Wednesday, January 23 15:18:00
Any shift in Britain's relationship with the EU could have massive economic implications for Ireland, according to employers group, IBEC today.
The statement was in reaction to UK Prime Minister David Cameron's long-awaited speech on Britain's future relationship with the EU, which has sent shock waves across Europe.
IBEC CEO Danny McCoy said: "Ireland has a unique economic relationship with the UK. Britain is our most important trading partner and we have a shared consumer market. On many issues Britain is our closest ally in Europe. Any shift in Britain's relationship with the EU could have massive economic implications for Ireland. Irish business is best served by an EU with full and active British participation."

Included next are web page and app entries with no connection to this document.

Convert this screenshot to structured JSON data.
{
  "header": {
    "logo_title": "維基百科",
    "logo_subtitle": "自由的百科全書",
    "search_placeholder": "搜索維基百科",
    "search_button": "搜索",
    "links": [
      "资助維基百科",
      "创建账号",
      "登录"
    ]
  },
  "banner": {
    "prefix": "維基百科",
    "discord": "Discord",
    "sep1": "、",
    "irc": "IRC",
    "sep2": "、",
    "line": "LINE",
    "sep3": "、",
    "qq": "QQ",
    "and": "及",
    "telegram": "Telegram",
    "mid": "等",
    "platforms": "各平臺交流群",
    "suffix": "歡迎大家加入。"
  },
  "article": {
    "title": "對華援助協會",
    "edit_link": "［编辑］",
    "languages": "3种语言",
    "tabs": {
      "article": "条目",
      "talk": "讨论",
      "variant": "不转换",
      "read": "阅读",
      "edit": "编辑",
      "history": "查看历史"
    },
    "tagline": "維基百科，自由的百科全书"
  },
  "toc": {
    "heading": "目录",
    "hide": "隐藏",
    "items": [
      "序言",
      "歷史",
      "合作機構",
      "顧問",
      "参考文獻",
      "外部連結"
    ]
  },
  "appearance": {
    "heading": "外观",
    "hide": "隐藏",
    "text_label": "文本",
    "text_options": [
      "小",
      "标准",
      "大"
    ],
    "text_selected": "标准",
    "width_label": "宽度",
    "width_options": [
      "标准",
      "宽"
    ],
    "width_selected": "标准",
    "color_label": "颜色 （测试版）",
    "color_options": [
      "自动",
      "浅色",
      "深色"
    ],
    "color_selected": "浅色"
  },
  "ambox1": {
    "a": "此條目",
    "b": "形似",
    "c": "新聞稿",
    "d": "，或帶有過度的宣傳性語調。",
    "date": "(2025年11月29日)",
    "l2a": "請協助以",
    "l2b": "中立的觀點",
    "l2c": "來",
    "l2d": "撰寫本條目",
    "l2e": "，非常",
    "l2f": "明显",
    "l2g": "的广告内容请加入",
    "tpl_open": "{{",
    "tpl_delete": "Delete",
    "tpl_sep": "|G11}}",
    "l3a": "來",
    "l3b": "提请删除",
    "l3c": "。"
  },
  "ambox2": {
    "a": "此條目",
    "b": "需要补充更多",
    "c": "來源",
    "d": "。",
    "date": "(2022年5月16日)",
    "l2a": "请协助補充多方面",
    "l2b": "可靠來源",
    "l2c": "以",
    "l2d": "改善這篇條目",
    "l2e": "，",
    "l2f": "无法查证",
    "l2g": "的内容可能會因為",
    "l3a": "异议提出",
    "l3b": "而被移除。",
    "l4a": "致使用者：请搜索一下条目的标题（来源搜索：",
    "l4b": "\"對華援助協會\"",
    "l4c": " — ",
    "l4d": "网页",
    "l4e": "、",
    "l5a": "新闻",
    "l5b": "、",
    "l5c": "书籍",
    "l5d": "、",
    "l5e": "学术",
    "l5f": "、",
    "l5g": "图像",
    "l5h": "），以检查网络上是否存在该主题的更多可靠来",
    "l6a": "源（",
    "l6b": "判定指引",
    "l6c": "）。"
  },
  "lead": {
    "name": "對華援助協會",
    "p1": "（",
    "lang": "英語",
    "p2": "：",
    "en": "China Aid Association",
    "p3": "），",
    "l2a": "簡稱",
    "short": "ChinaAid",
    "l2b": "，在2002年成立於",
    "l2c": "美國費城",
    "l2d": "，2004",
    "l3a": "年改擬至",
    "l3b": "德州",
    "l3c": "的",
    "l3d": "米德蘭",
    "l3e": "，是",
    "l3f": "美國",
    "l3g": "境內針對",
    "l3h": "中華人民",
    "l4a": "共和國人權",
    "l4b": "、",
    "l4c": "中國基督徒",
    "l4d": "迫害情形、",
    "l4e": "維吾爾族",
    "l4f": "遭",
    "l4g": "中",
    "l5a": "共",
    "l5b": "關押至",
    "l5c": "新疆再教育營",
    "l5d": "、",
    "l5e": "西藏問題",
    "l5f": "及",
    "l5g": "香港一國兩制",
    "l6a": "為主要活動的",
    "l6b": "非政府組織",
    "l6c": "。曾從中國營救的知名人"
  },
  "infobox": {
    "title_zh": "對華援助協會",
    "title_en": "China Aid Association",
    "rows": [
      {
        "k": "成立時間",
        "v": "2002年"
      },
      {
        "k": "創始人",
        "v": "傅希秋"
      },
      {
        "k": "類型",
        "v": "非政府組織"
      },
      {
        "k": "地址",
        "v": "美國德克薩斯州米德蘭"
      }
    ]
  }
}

Earlier today, the Tanaiste, Eamonn Gilmore, said that the EU is "better with Britain in it" and that Britain is better off in the EU than outside it.
"We want to see Britain as a fully engaged member of the European Union. It is important our focus doesn't get deflected into debate about who is in or who is out."
Mr Cameron earlier told the BBC that he is committed to a referendum asking a simple "in or out" question to the electorate and that he would give his full support to an "in" campaign but only after the EU agrees to fundamental treaty changes.
He refused to be pinned down on whether he would campaign for an "out" vote if this wasn't possible.
European officials and diplomats were left scratching their heads after David Cameron's big speech today, expressing confusion about how and when the prime minister expects to overhaul Britain's ties to the European Union.
Cameron promised voters an in/out referendum on British membership of the EU if he is re-elected in 2015, saying the referendum would take place by the end of 2017, once Britain has re-negotiated its relationship with the EU.
It may have been what eurosceptics in his Conservative party, and the wider British public, wanted to hear, but it is anything but a straightforward process, and not one that Britain can decide alone.
It needs allies if it wants to distance itself.
Leaving aside the fact that Cameron, down in opinion polls, would need to be re-elected first, the critical question is whether the 26 other EU member states -- or 27 once Croatia joins later this year -- would want to renegotiate the EU treaty, the framework that binds them together.
Fundamental changes to the treaty of the kind that Cameron is hinting at would require support for what is known in EU parlance as a European Convention.
Under EU rules, a simple majority of member states have to be in favour of calling a Convention, so at least 15 countries once Croatia has joined. That is the first hurdle and one Britain might not manage to clear.
If there is a majority in favour of a convention, the EU would begin a long and complex legal and political process involving all member states, the European Parliament, national parliaments and the European Commission.